== Record excerpts

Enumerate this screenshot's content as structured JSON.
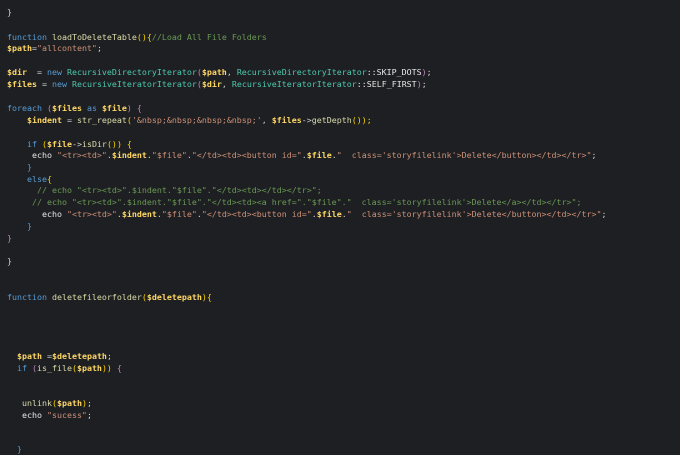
{
  "editor": {
    "lines": [
      {
        "tokens": [
          {
            "t": "}",
            "c": "p"
          }
        ]
      },
      {
        "tokens": [
          {
            "t": "function ",
            "c": "kw"
          },
          {
            "t": "loadToDeleteTable",
            "c": "fn"
          },
          {
            "t": "(){",
            "c": "pb"
          },
          {
            "t": "//Load All File Folders",
            "c": "cm"
          }
        ]
      },
      {
        "tokens": [
          {
            "t": "$path",
            "c": "var"
          },
          {
            "t": "=",
            "c": "p"
          },
          {
            "t": "\"allcontent\"",
            "c": "str"
          },
          {
            "t": ";",
            "c": "p"
          }
        ]
      },
      {
        "tokens": [
          {
            "t": "$dir",
            "c": "var"
          },
          {
            "t": "  = ",
            "c": "p"
          },
          {
            "t": "new ",
            "c": "kw"
          },
          {
            "t": "RecursiveDirectoryIterator",
            "c": "cls"
          },
          {
            "t": "(",
            "c": "pp"
          },
          {
            "t": "$path",
            "c": "var"
          },
          {
            "t": ", ",
            "c": "p"
          },
          {
            "t": "RecursiveDirectoryIterator",
            "c": "cls"
          },
          {
            "t": "::SKIP_DOTS",
            "c": "plain"
          },
          {
            "t": ")",
            "c": "pp"
          },
          {
            "t": ";",
            "c": "p"
          }
        ]
      },
      {
        "tokens": [
          {
            "t": "$files",
            "c": "var"
          },
          {
            "t": " = ",
            "c": "p"
          },
          {
            "t": "new ",
            "c": "kw"
          },
          {
            "t": "RecursiveIteratorIterator",
            "c": "cls"
          },
          {
            "t": "(",
            "c": "pp"
          },
          {
            "t": "$dir",
            "c": "var"
          },
          {
            "t": ", ",
            "c": "p"
          },
          {
            "t": "RecursiveIteratorIterator",
            "c": "cls"
          },
          {
            "t": "::SELF_FIRST",
            "c": "plain"
          },
          {
            "t": ")",
            "c": "pp"
          },
          {
            "t": ";",
            "c": "p"
          }
        ]
      },
      {
        "tokens": [
          {
            "t": "foreach ",
            "c": "kw"
          },
          {
            "t": "(",
            "c": "pp"
          },
          {
            "t": "$files",
            "c": "var"
          },
          {
            "t": " as ",
            "c": "kw"
          },
          {
            "t": "$file",
            "c": "var"
          },
          {
            "t": ")",
            "c": "pp"
          },
          {
            "t": " {",
            "c": "pp"
          }
        ]
      },
      {
        "tokens": [
          {
            "t": "    ",
            "c": "p"
          },
          {
            "t": "$indent",
            "c": "var"
          },
          {
            "t": " = ",
            "c": "p"
          },
          {
            "t": "str_repeat",
            "c": "fn"
          },
          {
            "t": "(",
            "c": "pb"
          },
          {
            "t": "'&nbsp;&nbsp;&nbsp;&nbsp;'",
            "c": "str"
          },
          {
            "t": ", ",
            "c": "p"
          },
          {
            "t": "$files",
            "c": "var"
          },
          {
            "t": "->",
            "c": "p"
          },
          {
            "t": "getDepth",
            "c": "fn"
          },
          {
            "t": "()",
            "c": "pb"
          },
          {
            "t": ");",
            "c": "pb"
          }
        ]
      },
      {
        "tokens": [
          {
            "t": "    if ",
            "c": "kw"
          },
          {
            "t": "(",
            "c": "pb"
          },
          {
            "t": "$file",
            "c": "var"
          },
          {
            "t": "->",
            "c": "p"
          },
          {
            "t": "isDir",
            "c": "fn"
          },
          {
            "t": "()",
            "c": "pb"
          },
          {
            "t": ")",
            "c": "pb"
          },
          {
            "t": " {",
            "c": "pb"
          }
        ]
      },
      {
        "tokens": [
          {
            "t": "     echo ",
            "c": "plain"
          },
          {
            "t": "\"<tr><td>\"",
            "c": "str"
          },
          {
            "t": ".",
            "c": "p"
          },
          {
            "t": "$indent",
            "c": "var"
          },
          {
            "t": ".",
            "c": "p"
          },
          {
            "t": "\"$file\"",
            "c": "str"
          },
          {
            "t": ".",
            "c": "p"
          },
          {
            "t": "\"</td><td><button id=\"",
            "c": "str"
          },
          {
            "t": ".",
            "c": "p"
          },
          {
            "t": "$file",
            "c": "var"
          },
          {
            "t": ".",
            "c": "p"
          },
          {
            "t": "\"  class='storyfilelink'>Delete</button></td></tr>\"",
            "c": "str"
          },
          {
            "t": ";",
            "c": "p"
          }
        ]
      },
      {
        "tokens": [
          {
            "t": "    }",
            "c": "kw"
          }
        ]
      },
      {
        "tokens": [
          {
            "t": "    else",
            "c": "kw"
          },
          {
            "t": "{",
            "c": "pb"
          }
        ]
      },
      {
        "tokens": [
          {
            "t": "      // echo \"<tr><td>\".$indent.\"$file\".\"</td><td></td></tr>\";",
            "c": "cm"
          }
        ]
      },
      {
        "tokens": [
          {
            "t": "     // echo \"<tr><td>\".$indent.\"$file\".\"</td><td><a href=\".\"$file\".\"  class='storyfilelink'>Delete</a></td></tr>\";",
            "c": "cm"
          }
        ]
      },
      {
        "tokens": [
          {
            "t": "       echo ",
            "c": "plain"
          },
          {
            "t": "\"<tr><td>\"",
            "c": "str"
          },
          {
            "t": ".",
            "c": "p"
          },
          {
            "t": "$indent",
            "c": "var"
          },
          {
            "t": ".",
            "c": "p"
          },
          {
            "t": "\"$file\"",
            "c": "str"
          },
          {
            "t": ".",
            "c": "p"
          },
          {
            "t": "\"</td><td><button id=\"",
            "c": "str"
          },
          {
            "t": ".",
            "c": "p"
          },
          {
            "t": "$file",
            "c": "var"
          },
          {
            "t": ".",
            "c": "p"
          },
          {
            "t": "\"  class='storyfilelink'>Delete</button></td></tr>\"",
            "c": "str"
          },
          {
            "t": ";",
            "c": "p"
          }
        ]
      },
      {
        "tokens": [
          {
            "t": "    }",
            "c": "kw"
          }
        ]
      },
      {
        "tokens": [
          {
            "t": "}",
            "c": "pp"
          }
        ]
      },
      {
        "tokens": [
          {
            "t": "}",
            "c": "p"
          }
        ]
      },
      {
        "tokens": [
          {
            "t": "function ",
            "c": "kw"
          },
          {
            "t": "deletefileorfolder",
            "c": "fn"
          },
          {
            "t": "(",
            "c": "pb"
          },
          {
            "t": "$deletepath",
            "c": "var"
          },
          {
            "t": "){",
            "c": "pb"
          }
        ]
      },
      {
        "tokens": [
          {
            "t": "  ",
            "c": "p"
          },
          {
            "t": "$path",
            "c": "var"
          },
          {
            "t": " =",
            "c": "p"
          },
          {
            "t": "$deletepath",
            "c": "var"
          },
          {
            "t": ";",
            "c": "p"
          }
        ]
      },
      {
        "tokens": [
          {
            "t": "  if ",
            "c": "kw"
          },
          {
            "t": "(",
            "c": "pp"
          },
          {
            "t": "is_file",
            "c": "fn"
          },
          {
            "t": "(",
            "c": "pb"
          },
          {
            "t": "$path",
            "c": "var"
          },
          {
            "t": "))",
            "c": "pb"
          },
          {
            "t": " {",
            "c": "pp"
          }
        ]
      },
      {
        "tokens": [
          {
            "t": "   ",
            "c": "p"
          },
          {
            "t": "unlink",
            "c": "fn"
          },
          {
            "t": "(",
            "c": "pb"
          },
          {
            "t": "$path",
            "c": "var"
          },
          {
            "t": ")",
            "c": "pb"
          },
          {
            "t": ";",
            "c": "p"
          }
        ]
      },
      {
        "tokens": [
          {
            "t": "   echo ",
            "c": "plain"
          },
          {
            "t": "\"sucess\"",
            "c": "str"
          },
          {
            "t": ";",
            "c": "p"
          }
        ]
      },
      {
        "tokens": [
          {
            "t": "  }",
            "c": "kw"
          }
        ]
      }
    ]
  }
}
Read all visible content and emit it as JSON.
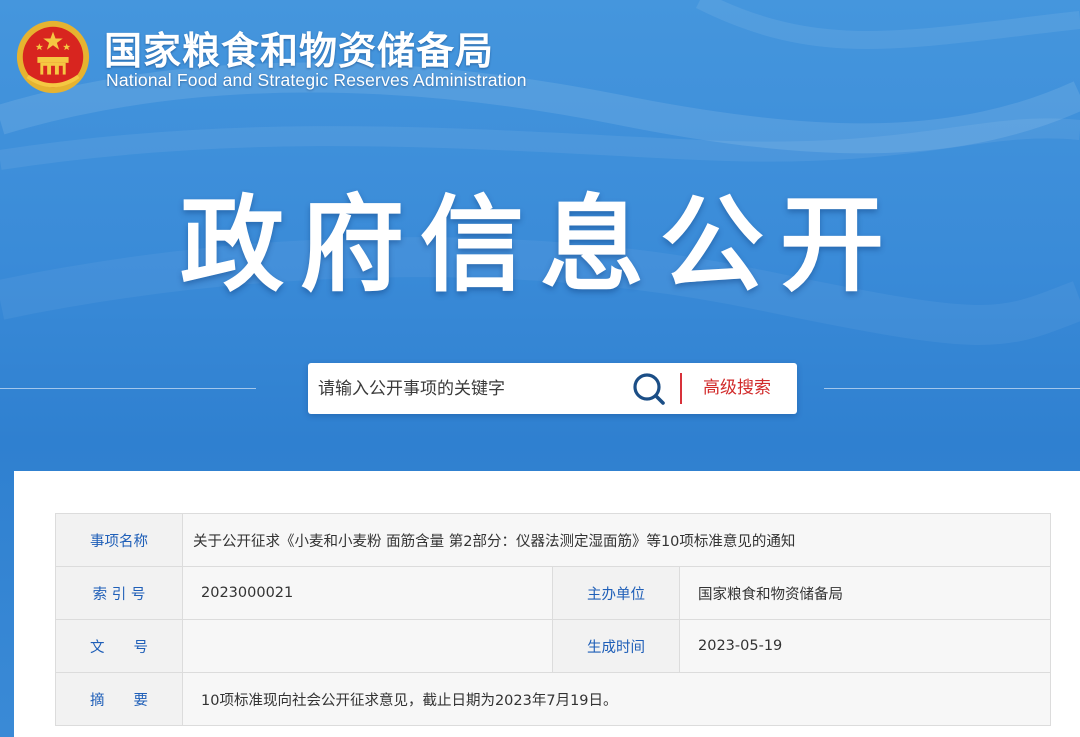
{
  "header": {
    "agency_name_cn": "国家粮食和物资储备局",
    "agency_name_en": "National Food and Strategic Reserves Administration",
    "emblem_icon": "national-emblem-icon"
  },
  "hero": {
    "title": "政府信息公开"
  },
  "search": {
    "placeholder": "请输入公开事项的关键字",
    "search_icon": "search-icon",
    "advanced_label": "高级搜索"
  },
  "colors": {
    "banner_blue": "#3a8ad6",
    "label_blue": "#1f5fb8",
    "accent_red": "#d12a2a"
  },
  "info_table": {
    "item_name_label": "事项名称",
    "item_name_value": "关于公开征求《小麦和小麦粉 面筋含量 第2部分：仪器法测定湿面筋》等10项标准意见的通知",
    "index_label": "索 引 号",
    "index_value": "2023000021",
    "issuer_label": "主办单位",
    "issuer_value": "国家粮食和物资储备局",
    "doc_no_label": "文　　号",
    "doc_no_value": "",
    "date_label": "生成时间",
    "date_value": "2023-05-19",
    "summary_label": "摘　　要",
    "summary_value": "10项标准现向社会公开征求意见，截止日期为2023年7月19日。"
  }
}
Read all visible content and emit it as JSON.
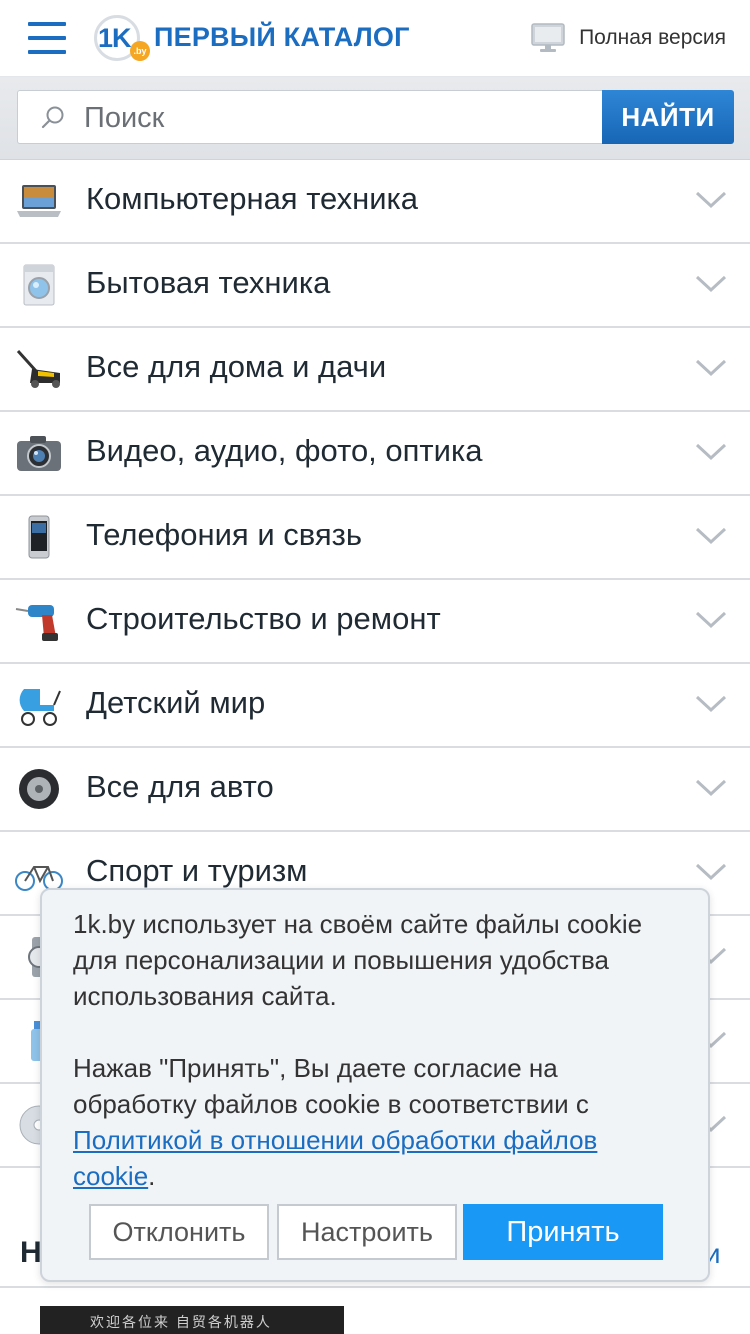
{
  "header": {
    "logo_num": "1K",
    "logo_by": ".by",
    "logo_text": "ПЕРВЫЙ КАТАЛОГ",
    "full_version_label": "Полная версия"
  },
  "search": {
    "placeholder": "Поиск",
    "button_label": "НАЙТИ"
  },
  "categories": [
    {
      "label": "Компьютерная техника",
      "icon": "laptop-icon"
    },
    {
      "label": "Бытовая техника",
      "icon": "washing-machine-icon"
    },
    {
      "label": "Все для дома и дачи",
      "icon": "lawn-mower-icon"
    },
    {
      "label": "Видео, аудио, фото, оптика",
      "icon": "camera-icon"
    },
    {
      "label": "Телефония и связь",
      "icon": "smartphone-icon"
    },
    {
      "label": "Строительство и ремонт",
      "icon": "drill-icon"
    },
    {
      "label": "Детский мир",
      "icon": "stroller-icon"
    },
    {
      "label": "Все для авто",
      "icon": "tire-icon"
    },
    {
      "label": "Спорт и туризм",
      "icon": "bicycle-icon"
    },
    {
      "label": "",
      "icon": "watch-icon"
    },
    {
      "label": "",
      "icon": "bottle-icon"
    },
    {
      "label": "",
      "icon": "disc-icon"
    }
  ],
  "section": {
    "title": "Н",
    "link": "ти"
  },
  "thumbnail_text": "欢迎各位来 自贸各机器人",
  "cookie": {
    "text1": "1k.by использует на своём сайте файлы cookie для персонализации и повышения удобства использования сайта.",
    "text2_before": "Нажав \"Принять\", Вы даете согласие на обработку файлов cookie в соответствии с ",
    "link": "Политикой в отношении обработки файлов cookie",
    "text2_after": ".",
    "decline": "Отклонить",
    "settings": "Настроить",
    "accept": "Принять"
  },
  "colors": {
    "brand": "#1b6dc1",
    "accept": "#1a98f5",
    "search_button": "#1766b5"
  }
}
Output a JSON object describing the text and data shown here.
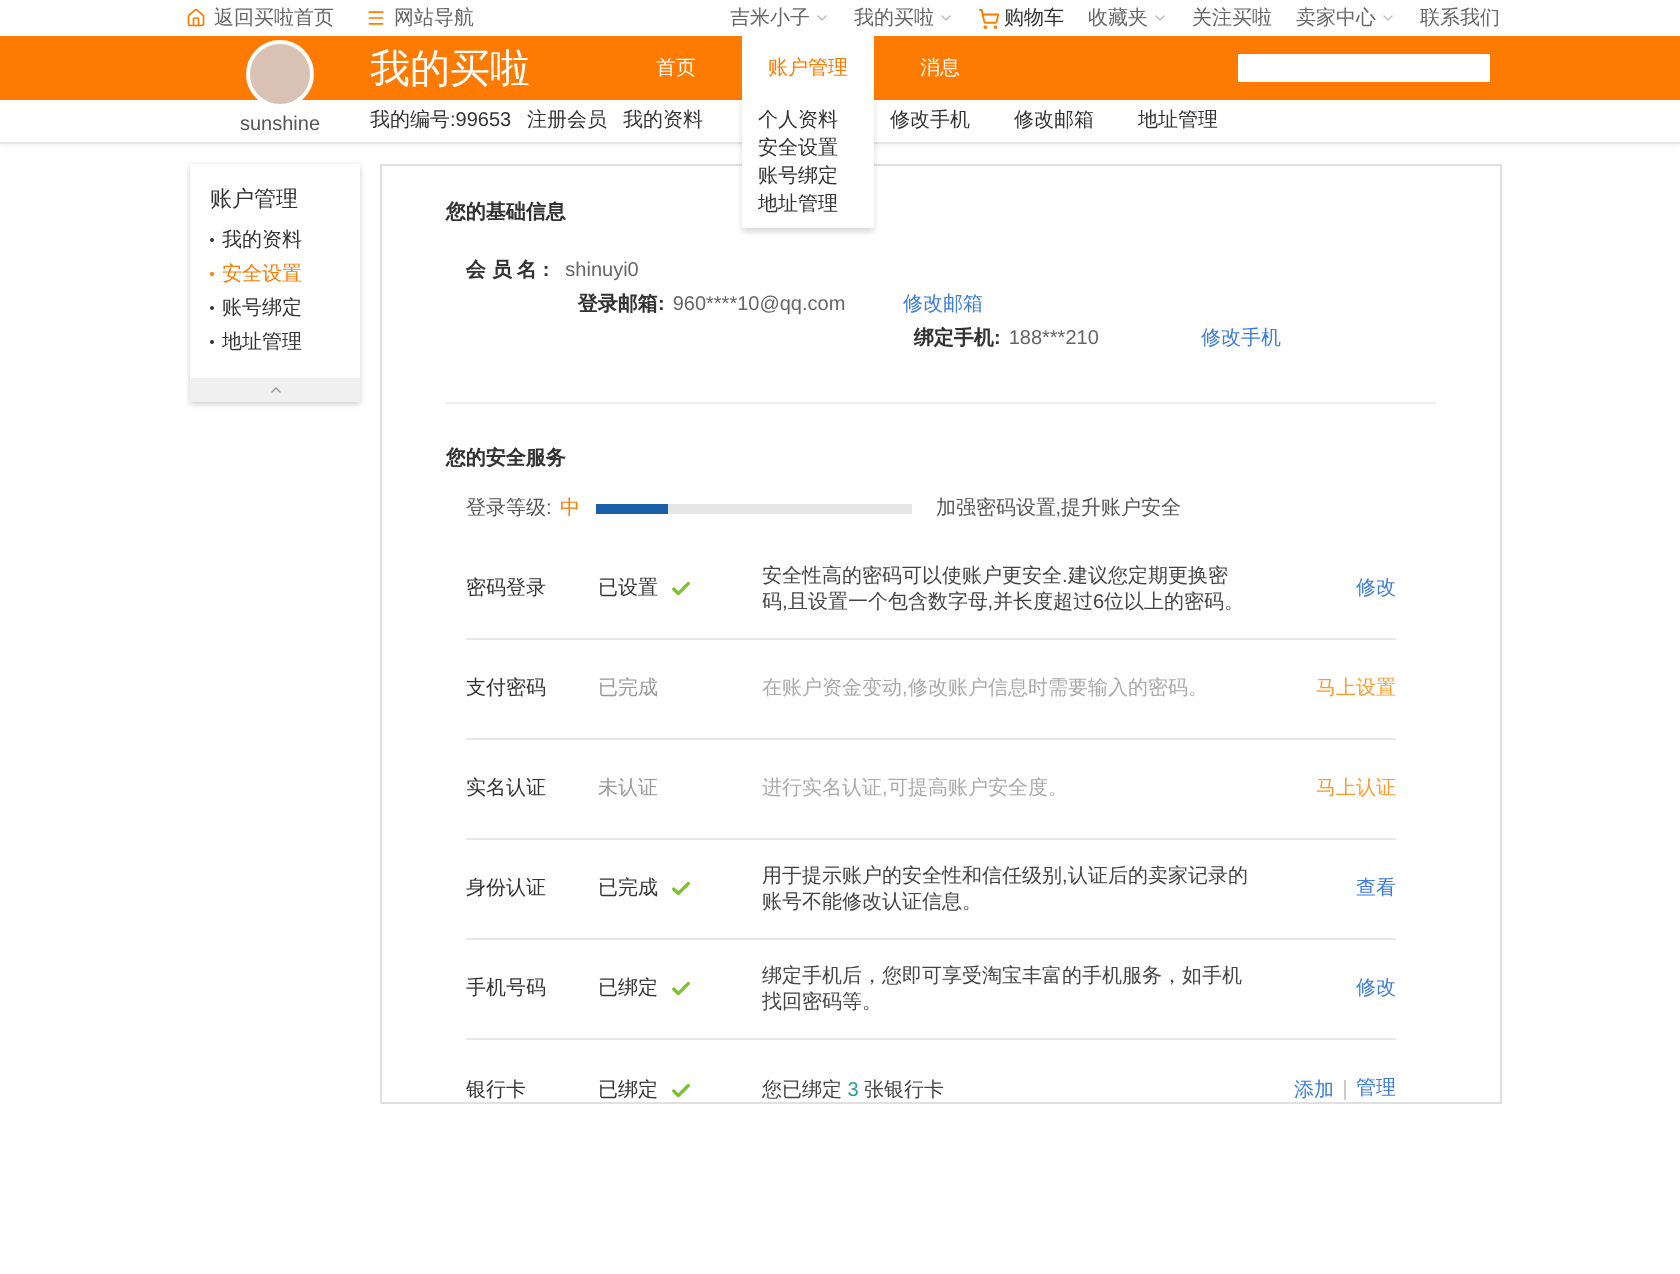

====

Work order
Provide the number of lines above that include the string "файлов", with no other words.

The answer
2